Historical Information

Nieuwkerke (also known as Neuve-Eglise) was captured by the Germans on 14th April 1918, after a stubborn defence by the 49th (West Riding) and 33rd Division, and remained in their hands until it was retaken by the 36th (Ulster) Division on 2nd September.

The churchyard was used by field ambulances and fighting units at intervals during the war, particularly, in the early days, by the Cavalry and the 5th Division.

Nieuwkerke Churchyard

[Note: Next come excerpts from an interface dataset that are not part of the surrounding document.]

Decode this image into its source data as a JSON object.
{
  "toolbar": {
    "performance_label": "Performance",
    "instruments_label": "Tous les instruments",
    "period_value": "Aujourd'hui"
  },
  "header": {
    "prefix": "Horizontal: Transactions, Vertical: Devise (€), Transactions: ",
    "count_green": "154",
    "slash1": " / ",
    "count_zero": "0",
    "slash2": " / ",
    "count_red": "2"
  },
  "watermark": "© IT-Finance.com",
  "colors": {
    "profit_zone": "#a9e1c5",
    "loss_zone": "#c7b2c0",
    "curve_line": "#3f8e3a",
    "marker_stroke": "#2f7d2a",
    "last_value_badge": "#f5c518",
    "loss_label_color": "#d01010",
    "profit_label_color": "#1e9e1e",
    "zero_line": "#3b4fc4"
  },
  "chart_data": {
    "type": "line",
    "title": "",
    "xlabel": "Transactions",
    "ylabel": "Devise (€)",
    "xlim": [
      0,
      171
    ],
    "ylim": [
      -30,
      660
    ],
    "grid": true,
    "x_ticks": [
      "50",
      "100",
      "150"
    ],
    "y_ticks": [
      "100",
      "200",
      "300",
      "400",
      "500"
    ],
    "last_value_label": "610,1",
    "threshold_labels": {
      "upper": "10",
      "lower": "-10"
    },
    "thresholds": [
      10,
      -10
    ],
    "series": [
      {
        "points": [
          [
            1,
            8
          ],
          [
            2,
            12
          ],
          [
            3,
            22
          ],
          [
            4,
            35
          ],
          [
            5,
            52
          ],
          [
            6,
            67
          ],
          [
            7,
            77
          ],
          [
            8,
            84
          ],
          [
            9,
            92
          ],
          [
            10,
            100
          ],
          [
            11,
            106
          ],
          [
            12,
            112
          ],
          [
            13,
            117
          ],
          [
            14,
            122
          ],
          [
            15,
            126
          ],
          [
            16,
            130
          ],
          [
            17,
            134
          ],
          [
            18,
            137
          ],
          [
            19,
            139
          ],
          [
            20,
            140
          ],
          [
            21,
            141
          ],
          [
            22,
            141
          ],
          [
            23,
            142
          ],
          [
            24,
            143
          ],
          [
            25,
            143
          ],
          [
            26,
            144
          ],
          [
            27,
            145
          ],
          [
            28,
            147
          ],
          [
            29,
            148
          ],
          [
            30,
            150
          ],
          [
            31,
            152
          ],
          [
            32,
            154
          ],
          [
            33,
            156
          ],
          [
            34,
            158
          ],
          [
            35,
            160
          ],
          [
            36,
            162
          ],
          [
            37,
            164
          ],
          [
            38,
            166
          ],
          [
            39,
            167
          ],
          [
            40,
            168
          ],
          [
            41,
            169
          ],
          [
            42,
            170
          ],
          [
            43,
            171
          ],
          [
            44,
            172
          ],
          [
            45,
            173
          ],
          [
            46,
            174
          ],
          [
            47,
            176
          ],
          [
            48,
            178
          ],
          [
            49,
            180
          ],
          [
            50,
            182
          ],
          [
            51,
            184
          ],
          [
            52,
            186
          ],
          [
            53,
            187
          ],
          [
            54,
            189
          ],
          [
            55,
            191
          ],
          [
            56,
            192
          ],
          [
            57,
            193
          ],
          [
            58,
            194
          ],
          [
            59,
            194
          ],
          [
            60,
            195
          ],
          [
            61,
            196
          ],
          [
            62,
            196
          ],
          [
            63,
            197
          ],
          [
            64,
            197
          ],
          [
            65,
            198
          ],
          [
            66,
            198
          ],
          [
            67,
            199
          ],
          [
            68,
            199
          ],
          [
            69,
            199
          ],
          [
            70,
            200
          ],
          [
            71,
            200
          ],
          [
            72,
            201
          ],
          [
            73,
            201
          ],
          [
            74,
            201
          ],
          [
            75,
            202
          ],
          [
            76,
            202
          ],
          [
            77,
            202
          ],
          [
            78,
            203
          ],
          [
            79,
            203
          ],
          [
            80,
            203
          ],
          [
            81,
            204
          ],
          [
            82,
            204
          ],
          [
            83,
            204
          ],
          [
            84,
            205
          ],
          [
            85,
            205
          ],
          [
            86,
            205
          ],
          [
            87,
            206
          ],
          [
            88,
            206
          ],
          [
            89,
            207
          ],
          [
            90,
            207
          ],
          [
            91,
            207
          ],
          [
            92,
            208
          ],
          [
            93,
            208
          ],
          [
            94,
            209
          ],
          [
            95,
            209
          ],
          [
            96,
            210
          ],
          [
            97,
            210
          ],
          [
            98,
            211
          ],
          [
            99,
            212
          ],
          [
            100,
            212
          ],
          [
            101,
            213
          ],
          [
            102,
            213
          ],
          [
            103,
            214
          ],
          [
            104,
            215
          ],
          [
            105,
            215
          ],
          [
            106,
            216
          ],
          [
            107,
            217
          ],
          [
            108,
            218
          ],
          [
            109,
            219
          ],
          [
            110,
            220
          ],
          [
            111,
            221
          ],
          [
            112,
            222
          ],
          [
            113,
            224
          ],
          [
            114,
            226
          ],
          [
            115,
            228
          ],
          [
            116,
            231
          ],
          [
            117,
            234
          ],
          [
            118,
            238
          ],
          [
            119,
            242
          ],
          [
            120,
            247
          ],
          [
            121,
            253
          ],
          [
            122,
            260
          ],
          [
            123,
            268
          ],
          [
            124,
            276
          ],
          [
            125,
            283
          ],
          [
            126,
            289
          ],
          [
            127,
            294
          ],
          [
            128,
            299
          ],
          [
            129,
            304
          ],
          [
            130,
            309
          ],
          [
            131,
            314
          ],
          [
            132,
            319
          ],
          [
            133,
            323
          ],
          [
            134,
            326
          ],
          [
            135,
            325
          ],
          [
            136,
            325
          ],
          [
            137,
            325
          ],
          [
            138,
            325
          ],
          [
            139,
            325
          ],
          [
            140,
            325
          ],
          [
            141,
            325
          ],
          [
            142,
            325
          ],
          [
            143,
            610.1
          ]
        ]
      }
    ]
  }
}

During the Second World War, the British Expeditionary Force was involved in the later stages of the defence of Belgium following the German invasion in May 1940, and suffered many casualties in covering the withdrawal to Dunkirk.

Nieuwkerke Churchyard contains 92 Commonwealth burials of the First World War and ten from the Second World War.

There are also four war graves of other nationalities within the churchyard.

Nieuwkerke Churchyard

Belgian and French military graves

 


Major Clive Dixon

Major Clive Dixon
16th (The Queen’s) Lancers
Died on 5th November 1914 aged 44
Son of Sir Raylton and Lady Dixon
of Gunnergate Hall, Marton
Husband of Lilian Dixon
of Chapelgarth, Great Broughton, Cleveland, Yorks

Grave: J 2

Strong and of good courage
Sans peur et sans reproche

His inscription alludes to the Chevalier Bayard (Pierre Terrail, 1476-1524) who became known for his chivalry whilst fighting for France. A superb cavalry commander whose fearlessness had won or saved the day on many a battlefield.

The Frenchman, Général Ernest Barbot, would become France’s Bayard of the Great War and a statue to him was raised close to where he fell at Souchez in May 1915.


 

Other cemeteries in the area


Recent Additions

Canadian Cemetery No.2

Givenchy Road Canadian Cemetery

Petit Vimy British Cemetery

CWGC Poppy Button